__REQUIREMENT__.
Count the lines below with the string "Attributes" in them. Only the number should be given.

[Dataset excerpts]
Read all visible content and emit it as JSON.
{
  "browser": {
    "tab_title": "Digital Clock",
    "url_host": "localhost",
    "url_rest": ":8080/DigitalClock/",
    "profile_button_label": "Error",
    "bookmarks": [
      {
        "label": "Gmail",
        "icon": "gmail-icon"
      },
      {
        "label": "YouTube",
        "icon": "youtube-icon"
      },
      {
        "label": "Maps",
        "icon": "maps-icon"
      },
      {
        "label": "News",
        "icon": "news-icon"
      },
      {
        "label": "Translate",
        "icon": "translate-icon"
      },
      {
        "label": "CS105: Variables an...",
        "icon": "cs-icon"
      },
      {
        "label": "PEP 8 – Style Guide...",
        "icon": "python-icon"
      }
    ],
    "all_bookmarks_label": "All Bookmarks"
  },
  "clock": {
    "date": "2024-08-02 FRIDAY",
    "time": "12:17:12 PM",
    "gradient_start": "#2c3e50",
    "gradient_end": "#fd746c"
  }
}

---

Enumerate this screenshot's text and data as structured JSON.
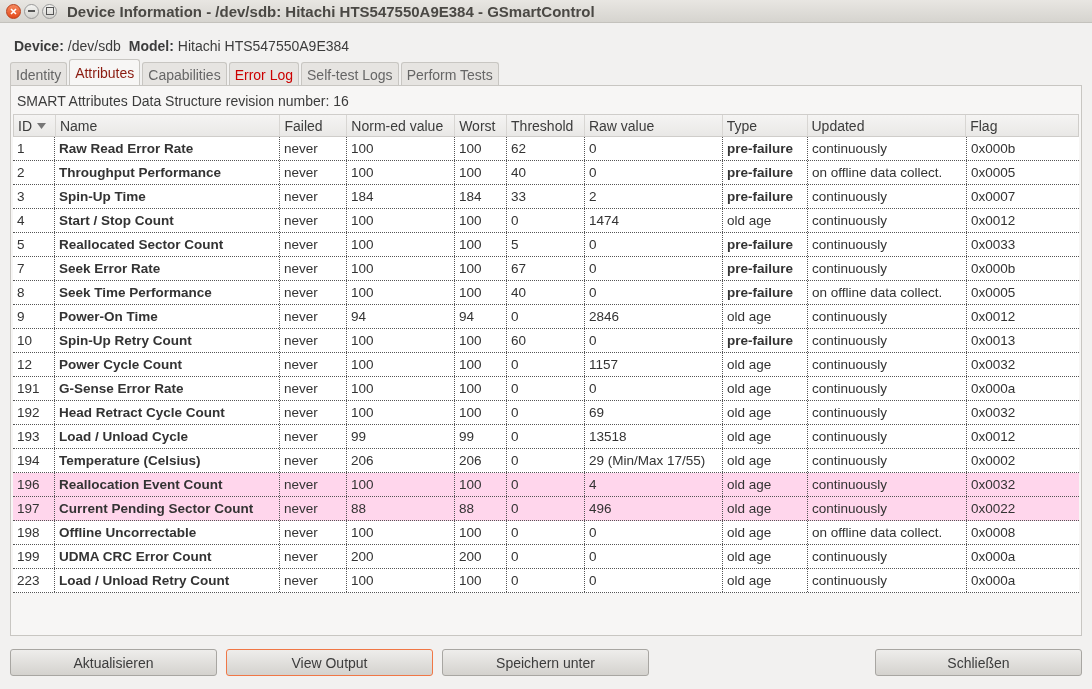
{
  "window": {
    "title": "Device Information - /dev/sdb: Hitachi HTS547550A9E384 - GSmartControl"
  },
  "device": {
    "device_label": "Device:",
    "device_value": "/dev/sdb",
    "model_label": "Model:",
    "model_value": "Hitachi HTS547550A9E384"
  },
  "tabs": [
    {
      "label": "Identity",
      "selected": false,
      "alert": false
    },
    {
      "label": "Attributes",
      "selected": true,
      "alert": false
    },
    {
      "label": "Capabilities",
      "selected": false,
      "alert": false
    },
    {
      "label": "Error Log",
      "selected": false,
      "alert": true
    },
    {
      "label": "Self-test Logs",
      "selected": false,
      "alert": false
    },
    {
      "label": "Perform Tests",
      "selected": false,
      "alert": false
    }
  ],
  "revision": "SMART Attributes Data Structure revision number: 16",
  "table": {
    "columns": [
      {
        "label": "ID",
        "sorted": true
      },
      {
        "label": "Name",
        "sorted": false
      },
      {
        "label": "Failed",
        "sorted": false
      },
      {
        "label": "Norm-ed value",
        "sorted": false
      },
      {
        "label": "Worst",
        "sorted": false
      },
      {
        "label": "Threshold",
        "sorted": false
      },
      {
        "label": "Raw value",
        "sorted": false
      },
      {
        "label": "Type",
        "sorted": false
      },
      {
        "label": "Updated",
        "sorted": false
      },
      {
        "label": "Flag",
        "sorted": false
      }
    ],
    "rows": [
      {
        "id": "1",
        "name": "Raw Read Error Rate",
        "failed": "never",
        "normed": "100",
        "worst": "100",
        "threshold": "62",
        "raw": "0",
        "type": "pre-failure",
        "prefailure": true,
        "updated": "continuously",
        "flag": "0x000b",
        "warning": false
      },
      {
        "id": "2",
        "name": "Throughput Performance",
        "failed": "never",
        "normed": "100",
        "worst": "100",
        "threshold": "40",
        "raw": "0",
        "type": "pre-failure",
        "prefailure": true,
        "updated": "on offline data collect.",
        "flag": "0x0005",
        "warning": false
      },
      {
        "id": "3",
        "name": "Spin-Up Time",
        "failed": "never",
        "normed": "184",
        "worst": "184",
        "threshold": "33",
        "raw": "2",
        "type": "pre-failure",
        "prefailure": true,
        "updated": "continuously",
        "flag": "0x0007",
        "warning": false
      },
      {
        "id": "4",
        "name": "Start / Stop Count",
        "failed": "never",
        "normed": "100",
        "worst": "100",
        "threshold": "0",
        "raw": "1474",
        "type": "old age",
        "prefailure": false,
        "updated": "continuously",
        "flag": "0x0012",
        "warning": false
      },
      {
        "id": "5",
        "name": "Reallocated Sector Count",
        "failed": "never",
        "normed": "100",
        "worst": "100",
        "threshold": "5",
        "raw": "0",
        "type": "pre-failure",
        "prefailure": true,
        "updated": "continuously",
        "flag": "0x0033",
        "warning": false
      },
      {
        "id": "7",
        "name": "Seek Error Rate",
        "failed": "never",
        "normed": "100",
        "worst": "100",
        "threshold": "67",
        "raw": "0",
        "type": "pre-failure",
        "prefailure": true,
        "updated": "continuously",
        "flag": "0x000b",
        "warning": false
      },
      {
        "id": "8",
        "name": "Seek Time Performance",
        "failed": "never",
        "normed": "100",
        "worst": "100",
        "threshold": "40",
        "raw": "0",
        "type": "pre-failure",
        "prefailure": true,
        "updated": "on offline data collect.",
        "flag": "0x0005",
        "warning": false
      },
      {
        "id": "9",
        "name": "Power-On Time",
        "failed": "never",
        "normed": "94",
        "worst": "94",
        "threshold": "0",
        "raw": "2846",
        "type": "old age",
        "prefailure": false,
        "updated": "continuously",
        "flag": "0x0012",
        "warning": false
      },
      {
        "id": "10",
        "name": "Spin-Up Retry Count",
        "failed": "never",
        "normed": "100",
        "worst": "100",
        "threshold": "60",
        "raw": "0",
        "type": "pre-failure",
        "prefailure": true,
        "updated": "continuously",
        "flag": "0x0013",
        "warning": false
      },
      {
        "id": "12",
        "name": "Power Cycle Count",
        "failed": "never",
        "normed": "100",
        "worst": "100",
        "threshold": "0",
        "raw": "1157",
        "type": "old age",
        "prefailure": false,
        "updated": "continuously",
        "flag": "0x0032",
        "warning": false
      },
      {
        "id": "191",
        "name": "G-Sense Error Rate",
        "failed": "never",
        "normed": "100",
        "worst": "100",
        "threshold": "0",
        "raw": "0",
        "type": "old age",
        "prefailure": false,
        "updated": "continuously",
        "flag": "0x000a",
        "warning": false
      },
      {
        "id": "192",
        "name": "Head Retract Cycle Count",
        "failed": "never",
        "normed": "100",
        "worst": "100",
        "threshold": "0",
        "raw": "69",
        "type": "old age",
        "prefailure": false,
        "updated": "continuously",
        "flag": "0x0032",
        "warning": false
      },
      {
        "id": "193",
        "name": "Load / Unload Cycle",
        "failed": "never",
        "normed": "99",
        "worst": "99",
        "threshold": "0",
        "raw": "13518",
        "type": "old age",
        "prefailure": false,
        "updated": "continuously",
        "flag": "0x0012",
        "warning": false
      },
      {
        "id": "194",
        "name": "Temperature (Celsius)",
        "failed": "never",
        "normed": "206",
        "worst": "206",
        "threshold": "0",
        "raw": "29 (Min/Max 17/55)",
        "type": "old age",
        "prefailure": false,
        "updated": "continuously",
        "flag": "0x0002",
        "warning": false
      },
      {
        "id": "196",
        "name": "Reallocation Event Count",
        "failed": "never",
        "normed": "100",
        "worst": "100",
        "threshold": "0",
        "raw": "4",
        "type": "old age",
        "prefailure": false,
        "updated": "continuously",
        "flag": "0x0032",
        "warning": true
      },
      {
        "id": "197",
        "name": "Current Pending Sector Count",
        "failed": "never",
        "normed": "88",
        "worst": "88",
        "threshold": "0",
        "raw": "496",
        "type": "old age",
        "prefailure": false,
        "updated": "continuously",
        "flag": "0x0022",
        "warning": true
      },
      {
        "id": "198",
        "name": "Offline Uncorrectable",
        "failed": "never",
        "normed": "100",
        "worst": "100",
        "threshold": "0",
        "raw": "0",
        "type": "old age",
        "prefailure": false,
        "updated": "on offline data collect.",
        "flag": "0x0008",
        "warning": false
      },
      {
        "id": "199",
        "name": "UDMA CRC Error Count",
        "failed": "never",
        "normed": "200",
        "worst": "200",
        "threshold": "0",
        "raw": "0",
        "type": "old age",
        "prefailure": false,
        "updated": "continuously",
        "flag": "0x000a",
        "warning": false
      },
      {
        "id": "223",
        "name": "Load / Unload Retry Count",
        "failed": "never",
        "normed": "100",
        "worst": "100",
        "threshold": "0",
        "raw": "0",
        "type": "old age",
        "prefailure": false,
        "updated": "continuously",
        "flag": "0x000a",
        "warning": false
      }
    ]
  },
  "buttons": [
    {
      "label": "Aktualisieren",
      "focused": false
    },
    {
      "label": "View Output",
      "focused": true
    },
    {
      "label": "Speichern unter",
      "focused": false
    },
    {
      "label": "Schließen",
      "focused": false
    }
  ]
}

__RESULT OF THIS TASK__.
2